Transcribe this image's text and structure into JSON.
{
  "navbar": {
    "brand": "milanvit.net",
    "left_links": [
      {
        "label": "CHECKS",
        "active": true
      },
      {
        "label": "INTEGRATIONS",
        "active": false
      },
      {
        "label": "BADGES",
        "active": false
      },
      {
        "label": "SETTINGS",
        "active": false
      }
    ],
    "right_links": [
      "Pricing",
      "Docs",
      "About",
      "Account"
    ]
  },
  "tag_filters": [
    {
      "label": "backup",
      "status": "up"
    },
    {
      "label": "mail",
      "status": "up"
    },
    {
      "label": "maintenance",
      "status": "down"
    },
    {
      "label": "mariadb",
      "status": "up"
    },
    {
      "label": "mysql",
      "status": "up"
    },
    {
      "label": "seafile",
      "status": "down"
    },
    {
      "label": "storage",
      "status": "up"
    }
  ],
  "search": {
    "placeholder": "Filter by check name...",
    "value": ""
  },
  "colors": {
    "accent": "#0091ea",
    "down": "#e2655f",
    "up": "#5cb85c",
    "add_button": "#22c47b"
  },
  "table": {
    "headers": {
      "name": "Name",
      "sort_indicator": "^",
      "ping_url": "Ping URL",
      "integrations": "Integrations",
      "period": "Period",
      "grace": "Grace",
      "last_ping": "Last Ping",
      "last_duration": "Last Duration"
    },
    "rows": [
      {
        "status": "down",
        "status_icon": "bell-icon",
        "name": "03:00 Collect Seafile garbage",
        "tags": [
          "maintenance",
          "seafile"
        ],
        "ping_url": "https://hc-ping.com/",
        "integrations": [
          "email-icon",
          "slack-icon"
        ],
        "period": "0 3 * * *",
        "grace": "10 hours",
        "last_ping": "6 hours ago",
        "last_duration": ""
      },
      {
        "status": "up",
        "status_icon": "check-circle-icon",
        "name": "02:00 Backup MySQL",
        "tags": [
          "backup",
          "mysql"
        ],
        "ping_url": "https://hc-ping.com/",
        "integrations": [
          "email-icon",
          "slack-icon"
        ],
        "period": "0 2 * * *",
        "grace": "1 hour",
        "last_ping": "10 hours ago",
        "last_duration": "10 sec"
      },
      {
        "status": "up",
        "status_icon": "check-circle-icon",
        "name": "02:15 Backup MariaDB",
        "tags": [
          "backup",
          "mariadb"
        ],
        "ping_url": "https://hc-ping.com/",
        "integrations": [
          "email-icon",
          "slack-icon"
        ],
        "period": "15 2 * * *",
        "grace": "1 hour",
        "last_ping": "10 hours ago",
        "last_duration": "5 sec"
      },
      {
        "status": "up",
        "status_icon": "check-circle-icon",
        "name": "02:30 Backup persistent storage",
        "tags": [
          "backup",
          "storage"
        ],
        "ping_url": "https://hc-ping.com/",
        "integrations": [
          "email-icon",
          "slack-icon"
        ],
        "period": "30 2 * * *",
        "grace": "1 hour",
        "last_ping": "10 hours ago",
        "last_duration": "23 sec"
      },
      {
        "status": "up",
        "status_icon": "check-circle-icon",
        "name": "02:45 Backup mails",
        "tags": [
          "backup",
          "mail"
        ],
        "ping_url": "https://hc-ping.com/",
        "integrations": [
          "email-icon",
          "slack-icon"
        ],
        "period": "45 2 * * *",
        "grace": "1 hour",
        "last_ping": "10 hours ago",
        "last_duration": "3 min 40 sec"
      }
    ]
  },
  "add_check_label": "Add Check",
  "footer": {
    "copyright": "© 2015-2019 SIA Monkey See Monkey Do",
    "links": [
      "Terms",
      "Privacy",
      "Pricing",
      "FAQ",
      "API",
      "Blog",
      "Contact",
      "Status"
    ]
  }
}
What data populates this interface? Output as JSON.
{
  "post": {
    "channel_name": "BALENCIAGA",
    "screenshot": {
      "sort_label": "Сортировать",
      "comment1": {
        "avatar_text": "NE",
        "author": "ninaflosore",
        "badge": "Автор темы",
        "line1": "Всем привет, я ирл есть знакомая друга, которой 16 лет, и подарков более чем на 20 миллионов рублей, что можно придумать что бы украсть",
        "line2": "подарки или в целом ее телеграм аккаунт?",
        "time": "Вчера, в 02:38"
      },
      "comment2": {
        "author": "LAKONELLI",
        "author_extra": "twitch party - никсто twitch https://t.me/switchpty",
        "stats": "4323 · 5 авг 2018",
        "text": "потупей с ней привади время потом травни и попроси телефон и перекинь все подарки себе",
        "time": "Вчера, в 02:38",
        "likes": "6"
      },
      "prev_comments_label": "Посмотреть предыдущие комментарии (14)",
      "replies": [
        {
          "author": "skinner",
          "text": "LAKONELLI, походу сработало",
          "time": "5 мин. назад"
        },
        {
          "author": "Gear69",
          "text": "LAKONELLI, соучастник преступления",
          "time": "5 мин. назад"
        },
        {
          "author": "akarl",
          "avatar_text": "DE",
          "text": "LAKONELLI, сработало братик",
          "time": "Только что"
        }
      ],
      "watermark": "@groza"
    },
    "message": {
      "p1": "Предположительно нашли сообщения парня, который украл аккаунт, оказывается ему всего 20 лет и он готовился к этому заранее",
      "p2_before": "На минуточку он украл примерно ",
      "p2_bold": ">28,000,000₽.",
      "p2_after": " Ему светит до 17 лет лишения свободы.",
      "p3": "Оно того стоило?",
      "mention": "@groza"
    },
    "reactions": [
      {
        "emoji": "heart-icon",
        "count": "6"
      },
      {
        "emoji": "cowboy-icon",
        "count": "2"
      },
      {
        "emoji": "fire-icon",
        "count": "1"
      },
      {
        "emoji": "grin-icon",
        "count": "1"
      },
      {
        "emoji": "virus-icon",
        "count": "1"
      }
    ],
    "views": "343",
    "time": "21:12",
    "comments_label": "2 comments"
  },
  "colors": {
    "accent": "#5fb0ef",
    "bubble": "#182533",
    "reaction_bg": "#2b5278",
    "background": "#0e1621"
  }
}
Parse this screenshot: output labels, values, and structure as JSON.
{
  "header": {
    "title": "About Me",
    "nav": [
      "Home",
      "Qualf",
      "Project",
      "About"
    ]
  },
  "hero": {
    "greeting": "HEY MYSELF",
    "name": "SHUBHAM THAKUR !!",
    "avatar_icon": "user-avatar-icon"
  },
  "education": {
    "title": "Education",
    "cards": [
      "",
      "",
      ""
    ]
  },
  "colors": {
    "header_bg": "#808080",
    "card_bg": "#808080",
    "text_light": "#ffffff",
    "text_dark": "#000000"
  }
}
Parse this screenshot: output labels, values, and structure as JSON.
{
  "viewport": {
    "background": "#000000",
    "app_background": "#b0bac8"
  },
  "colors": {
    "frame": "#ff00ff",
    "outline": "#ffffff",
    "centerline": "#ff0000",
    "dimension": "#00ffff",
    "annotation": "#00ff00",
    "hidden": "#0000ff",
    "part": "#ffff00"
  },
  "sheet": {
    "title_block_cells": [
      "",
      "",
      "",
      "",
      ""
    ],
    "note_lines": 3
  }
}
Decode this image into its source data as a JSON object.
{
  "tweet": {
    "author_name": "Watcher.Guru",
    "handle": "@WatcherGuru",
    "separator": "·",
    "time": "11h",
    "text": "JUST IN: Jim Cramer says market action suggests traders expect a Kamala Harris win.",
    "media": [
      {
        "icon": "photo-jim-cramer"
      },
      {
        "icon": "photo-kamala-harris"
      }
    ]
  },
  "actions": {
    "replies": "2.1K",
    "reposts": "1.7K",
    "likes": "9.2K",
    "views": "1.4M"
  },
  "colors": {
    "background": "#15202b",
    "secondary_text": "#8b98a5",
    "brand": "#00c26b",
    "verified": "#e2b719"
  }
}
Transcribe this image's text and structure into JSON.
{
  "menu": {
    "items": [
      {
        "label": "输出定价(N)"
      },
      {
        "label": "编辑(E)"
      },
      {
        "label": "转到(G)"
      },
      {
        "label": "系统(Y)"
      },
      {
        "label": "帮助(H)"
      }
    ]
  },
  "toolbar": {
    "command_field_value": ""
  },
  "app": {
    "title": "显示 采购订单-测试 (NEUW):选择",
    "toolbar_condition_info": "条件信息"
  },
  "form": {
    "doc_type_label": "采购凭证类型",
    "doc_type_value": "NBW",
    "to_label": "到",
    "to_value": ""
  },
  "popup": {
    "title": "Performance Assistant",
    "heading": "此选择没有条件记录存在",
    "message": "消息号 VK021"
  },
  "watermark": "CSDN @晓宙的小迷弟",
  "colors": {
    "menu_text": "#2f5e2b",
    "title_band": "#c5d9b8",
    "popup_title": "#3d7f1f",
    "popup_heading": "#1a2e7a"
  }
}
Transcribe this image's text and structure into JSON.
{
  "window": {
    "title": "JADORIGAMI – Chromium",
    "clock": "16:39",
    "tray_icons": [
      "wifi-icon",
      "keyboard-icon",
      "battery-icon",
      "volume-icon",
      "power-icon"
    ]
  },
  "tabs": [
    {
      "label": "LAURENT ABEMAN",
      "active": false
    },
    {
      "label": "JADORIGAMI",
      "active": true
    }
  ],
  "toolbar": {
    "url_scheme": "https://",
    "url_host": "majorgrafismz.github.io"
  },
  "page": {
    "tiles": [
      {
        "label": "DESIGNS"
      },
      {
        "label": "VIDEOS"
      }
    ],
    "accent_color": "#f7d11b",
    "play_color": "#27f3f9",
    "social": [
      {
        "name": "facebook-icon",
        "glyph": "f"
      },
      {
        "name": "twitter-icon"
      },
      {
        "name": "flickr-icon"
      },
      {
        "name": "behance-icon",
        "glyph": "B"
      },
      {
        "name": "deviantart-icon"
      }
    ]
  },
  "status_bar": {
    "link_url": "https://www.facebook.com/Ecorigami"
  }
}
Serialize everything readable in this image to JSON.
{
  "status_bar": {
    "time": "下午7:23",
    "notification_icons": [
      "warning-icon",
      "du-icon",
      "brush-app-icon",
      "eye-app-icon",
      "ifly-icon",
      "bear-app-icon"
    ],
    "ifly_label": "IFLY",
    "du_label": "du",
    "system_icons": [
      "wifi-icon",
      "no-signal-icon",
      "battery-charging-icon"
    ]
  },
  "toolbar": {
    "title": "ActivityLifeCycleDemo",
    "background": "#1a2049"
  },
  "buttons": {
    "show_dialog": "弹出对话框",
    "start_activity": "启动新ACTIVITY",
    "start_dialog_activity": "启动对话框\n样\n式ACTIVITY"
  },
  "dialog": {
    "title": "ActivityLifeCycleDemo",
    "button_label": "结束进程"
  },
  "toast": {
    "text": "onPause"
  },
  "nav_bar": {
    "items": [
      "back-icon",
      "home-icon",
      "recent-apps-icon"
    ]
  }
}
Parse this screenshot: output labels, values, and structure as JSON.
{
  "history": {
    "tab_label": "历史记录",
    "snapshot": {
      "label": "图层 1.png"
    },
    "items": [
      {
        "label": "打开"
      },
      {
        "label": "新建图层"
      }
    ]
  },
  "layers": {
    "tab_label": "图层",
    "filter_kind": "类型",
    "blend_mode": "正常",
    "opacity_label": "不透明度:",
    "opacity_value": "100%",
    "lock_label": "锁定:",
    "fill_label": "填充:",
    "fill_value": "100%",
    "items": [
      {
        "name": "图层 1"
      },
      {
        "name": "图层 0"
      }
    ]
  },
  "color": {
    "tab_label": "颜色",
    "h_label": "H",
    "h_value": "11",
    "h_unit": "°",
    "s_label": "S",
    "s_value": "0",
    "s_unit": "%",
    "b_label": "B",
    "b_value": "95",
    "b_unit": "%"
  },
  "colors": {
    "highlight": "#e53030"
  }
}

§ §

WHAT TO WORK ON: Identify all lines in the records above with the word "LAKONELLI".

OUTPUT OF THE TASK:
        "author": "LAKONELLI",
          "text": "LAKONELLI, походу сработало",
          "text": "LAKONELLI, соучастник преступления",
          "text": "LAKONELLI, сработало братик",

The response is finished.